Excerpts from a dataset:
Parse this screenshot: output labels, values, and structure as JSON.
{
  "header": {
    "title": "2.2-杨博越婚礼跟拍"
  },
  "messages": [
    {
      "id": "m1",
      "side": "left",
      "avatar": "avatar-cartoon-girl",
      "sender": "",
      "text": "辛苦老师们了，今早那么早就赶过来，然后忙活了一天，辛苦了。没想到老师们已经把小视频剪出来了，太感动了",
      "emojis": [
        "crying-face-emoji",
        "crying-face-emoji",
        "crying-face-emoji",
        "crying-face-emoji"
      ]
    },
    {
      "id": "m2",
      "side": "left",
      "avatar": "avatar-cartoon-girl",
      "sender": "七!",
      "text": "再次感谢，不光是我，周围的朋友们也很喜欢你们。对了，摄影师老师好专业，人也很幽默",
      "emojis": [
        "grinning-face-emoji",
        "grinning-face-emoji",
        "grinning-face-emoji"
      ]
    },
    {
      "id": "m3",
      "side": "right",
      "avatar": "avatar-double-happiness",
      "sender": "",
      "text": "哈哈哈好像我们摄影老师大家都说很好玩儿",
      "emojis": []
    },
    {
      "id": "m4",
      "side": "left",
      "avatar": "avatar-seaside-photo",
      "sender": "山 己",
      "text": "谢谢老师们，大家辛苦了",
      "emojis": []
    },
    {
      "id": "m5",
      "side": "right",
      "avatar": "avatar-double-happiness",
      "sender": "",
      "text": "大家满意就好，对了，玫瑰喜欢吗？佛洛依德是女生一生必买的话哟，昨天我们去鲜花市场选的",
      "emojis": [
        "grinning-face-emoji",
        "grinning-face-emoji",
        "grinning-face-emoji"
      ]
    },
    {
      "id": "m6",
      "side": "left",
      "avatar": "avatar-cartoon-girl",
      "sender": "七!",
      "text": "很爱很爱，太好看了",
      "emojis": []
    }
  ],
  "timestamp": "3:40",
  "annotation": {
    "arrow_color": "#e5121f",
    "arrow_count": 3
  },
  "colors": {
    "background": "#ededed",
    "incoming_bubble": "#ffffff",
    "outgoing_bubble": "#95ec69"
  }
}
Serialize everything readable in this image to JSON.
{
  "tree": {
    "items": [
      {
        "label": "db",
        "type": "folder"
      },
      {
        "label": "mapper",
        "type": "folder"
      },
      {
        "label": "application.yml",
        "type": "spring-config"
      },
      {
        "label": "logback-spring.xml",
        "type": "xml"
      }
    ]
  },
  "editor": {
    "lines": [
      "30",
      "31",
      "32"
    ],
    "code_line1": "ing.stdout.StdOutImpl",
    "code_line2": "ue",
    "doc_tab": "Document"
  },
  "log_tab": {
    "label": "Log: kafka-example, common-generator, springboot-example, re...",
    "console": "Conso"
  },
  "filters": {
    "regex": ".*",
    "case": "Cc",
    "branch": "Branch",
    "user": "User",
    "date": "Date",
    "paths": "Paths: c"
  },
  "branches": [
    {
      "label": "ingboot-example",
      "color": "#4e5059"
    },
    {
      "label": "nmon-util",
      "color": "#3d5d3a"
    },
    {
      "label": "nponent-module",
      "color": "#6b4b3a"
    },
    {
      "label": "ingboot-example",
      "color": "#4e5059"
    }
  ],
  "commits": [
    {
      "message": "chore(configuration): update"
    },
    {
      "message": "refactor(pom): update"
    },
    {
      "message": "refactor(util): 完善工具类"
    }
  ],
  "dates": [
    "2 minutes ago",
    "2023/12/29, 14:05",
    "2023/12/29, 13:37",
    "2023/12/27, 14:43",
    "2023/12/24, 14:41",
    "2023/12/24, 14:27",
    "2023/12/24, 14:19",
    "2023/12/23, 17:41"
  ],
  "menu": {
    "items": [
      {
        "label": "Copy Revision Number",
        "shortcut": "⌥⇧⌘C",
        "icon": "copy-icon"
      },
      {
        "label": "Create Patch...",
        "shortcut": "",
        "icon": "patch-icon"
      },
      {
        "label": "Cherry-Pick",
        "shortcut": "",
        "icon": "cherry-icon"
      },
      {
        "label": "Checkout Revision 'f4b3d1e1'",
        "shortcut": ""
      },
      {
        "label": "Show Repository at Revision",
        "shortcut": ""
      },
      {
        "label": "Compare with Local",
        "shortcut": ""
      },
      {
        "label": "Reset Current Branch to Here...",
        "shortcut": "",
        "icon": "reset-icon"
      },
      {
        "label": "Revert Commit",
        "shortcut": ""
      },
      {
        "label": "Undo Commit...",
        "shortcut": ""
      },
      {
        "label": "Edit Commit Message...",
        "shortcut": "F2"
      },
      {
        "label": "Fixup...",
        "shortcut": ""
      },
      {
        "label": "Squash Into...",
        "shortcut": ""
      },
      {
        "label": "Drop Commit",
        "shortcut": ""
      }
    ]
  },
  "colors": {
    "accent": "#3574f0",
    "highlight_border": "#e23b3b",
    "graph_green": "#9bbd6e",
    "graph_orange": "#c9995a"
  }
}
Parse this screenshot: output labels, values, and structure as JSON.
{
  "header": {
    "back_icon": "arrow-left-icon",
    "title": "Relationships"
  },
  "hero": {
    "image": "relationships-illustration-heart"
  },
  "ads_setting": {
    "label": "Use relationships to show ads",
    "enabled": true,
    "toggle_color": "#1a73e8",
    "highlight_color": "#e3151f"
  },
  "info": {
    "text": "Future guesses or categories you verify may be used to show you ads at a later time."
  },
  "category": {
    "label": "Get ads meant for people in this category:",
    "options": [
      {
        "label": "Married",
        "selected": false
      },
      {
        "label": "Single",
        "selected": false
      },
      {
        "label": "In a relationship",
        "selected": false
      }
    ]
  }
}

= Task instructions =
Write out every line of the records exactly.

= Answer to this exercise =
Parse this screenshot: output labels, values, and structure as JSON.
{
  "header": {
    "title": "2.2-杨博越婚礼跟拍"
  },
  "messages": [
    {
      "id": "m1",
      "side": "left",
      "avatar": "avatar-cartoon-girl",
      "sender": "",
      "text": "辛苦老师们了，今早那么早就赶过来，然后忙活了一天，辛苦了。没想到老师们已经把小视频剪出来了，太感动了",
      "emojis": [
        "crying-face-emoji",
        "crying-face-emoji",
        "crying-face-emoji",
        "crying-face-emoji"
      ]
    },
    {
      "id": "m2",
      "side": "left",
      "avatar": "avatar-cartoon-girl",
      "sender": "七!",
      "text": "再次感谢，不光是我，周围的朋友们也很喜欢你们。对了，摄影师老师好专业，人也很幽默",
      "emojis": [
        "grinning-face-emoji",
        "grinning-face-emoji",
        "grinning-face-emoji"
      ]
    },
    {
      "id": "m3",
      "side": "right",
      "avatar": "avatar-double-happiness",
      "sender": "",
      "text": "哈哈哈好像我们摄影老师大家都说很好玩儿",
      "emojis": []
    },
    {
      "id": "m4",
      "side": "left",
      "avatar": "avatar-seaside-photo",
      "sender": "山 己",
      "text": "谢谢老师们，大家辛苦了",
      "emojis": []
    },
    {
      "id": "m5",
      "side": "right",
      "avatar": "avatar-double-happiness",
      "sender": "",
      "text": "大家满意就好，对了，玫瑰喜欢吗？佛洛依德是女生一生必买的话哟，昨天我们去鲜花市场选的",
      "emojis": [
        "grinning-face-emoji",
        "grinning-face-emoji",
        "grinning-face-emoji"
      ]
    },
    {
      "id": "m6",
      "side": "left",
      "avatar": "avatar-cartoon-girl",
      "sender": "七!",
      "text": "很爱很爱，太好看了",
      "emojis": []
    }
  ],
  "timestamp": "3:40",
  "annotation": {
    "arrow_color": "#e5121f",
    "arrow_count": 3
  },
  "colors": {
    "background": "#ededed",
    "incoming_bubble": "#ffffff",
    "outgoing_bubble": "#95ec69"
  }
}
Serialize everything readable in this image to JSON.
{
  "tree": {
    "items": [
      {
        "label": "db",
        "type": "folder"
      },
      {
        "label": "mapper",
        "type": "folder"
      },
      {
        "label": "application.yml",
        "type": "spring-config"
      },
      {
        "label": "logback-spring.xml",
        "type": "xml"
      }
    ]
  },
  "editor": {
    "lines": [
      "30",
      "31",
      "32"
    ],
    "code_line1": "ing.stdout.StdOutImpl",
    "code_line2": "ue",
    "doc_tab": "Document"
  },
  "log_tab": {
    "label": "Log: kafka-example, common-generator, springboot-example, re...",
    "console": "Conso"
  },
  "filters": {
    "regex": ".*",
    "case": "Cc",
    "branch": "Branch",
    "user": "User",
    "date": "Date",
    "paths": "Paths: c"
  },
  "branches": [
    {
      "label": "ingboot-example",
      "color": "#4e5059"
    },
    {
      "label": "nmon-util",
      "color": "#3d5d3a"
    },
    {
      "label": "nponent-module",
      "color": "#6b4b3a"
    },
    {
      "label": "ingboot-example",
      "color": "#4e5059"
    }
  ],
  "commits": [
    {
      "message": "chore(configuration): update"
    },
    {
      "message": "refactor(pom): update"
    },
    {
      "message": "refactor(util): 完善工具类"
    }
  ],
  "dates": [
    "2 minutes ago",
    "2023/12/29, 14:05",
    "2023/12/29, 13:37",
    "2023/12/27, 14:43",
    "2023/12/24, 14:41",
    "2023/12/24, 14:27",
    "2023/12/24, 14:19",
    "2023/12/23, 17:41"
  ],
  "menu": {
    "items": [
      {
        "label": "Copy Revision Number",
        "shortcut": "⌥⇧⌘C",
        "icon": "copy-icon"
      },
      {
        "label": "Create Patch...",
        "shortcut": "",
        "icon": "patch-icon"
      },
      {
        "label": "Cherry-Pick",
        "shortcut": "",
        "icon": "cherry-icon"
      },
      {
        "label": "Checkout Revision 'f4b3d1e1'",
        "shortcut": ""
      },
      {
        "label": "Show Repository at Revision",
        "shortcut": ""
      },
      {
        "label": "Compare with Local",
        "shortcut": ""
      },
      {
        "label": "Reset Current Branch to Here...",
        "shortcut": "",
        "icon": "reset-icon"
      },
      {
        "label": "Revert Commit",
        "shortcut": ""
      },
      {
        "label": "Undo Commit...",
        "shortcut": ""
      },
      {
        "label": "Edit Commit Message...",
        "shortcut": "F2"
      },
      {
        "label": "Fixup...",
        "shortcut": ""
      },
      {
        "label": "Squash Into...",
        "shortcut": ""
      },
      {
        "label": "Drop Commit",
        "shortcut": ""
      }
    ]
  },
  "colors": {
    "accent": "#3574f0",
    "highlight_border": "#e23b3b",
    "graph_green": "#9bbd6e",
    "graph_orange": "#c9995a"
  }
}
Parse this screenshot: output labels, values, and structure as JSON.
{
  "header": {
    "back_icon": "arrow-left-icon",
    "title": "Relationships"
  },
  "hero": {
    "image": "relationships-illustration-heart"
  },
  "ads_setting": {
    "label": "Use relationships to show ads",
    "enabled": true,
    "toggle_color": "#1a73e8",
    "highlight_color": "#e3151f"
  },
  "info": {
    "text": "Future guesses or categories you verify may be used to show you ads at a later time."
  },
  "category": {
    "label": "Get ads meant for people in this category:",
    "options": [
      {
        "label": "Married",
        "selected": false
      },
      {
        "label": "Single",
        "selected": false
      },
      {
        "label": "In a relationship",
        "selected": false
      }
    ]
  }
}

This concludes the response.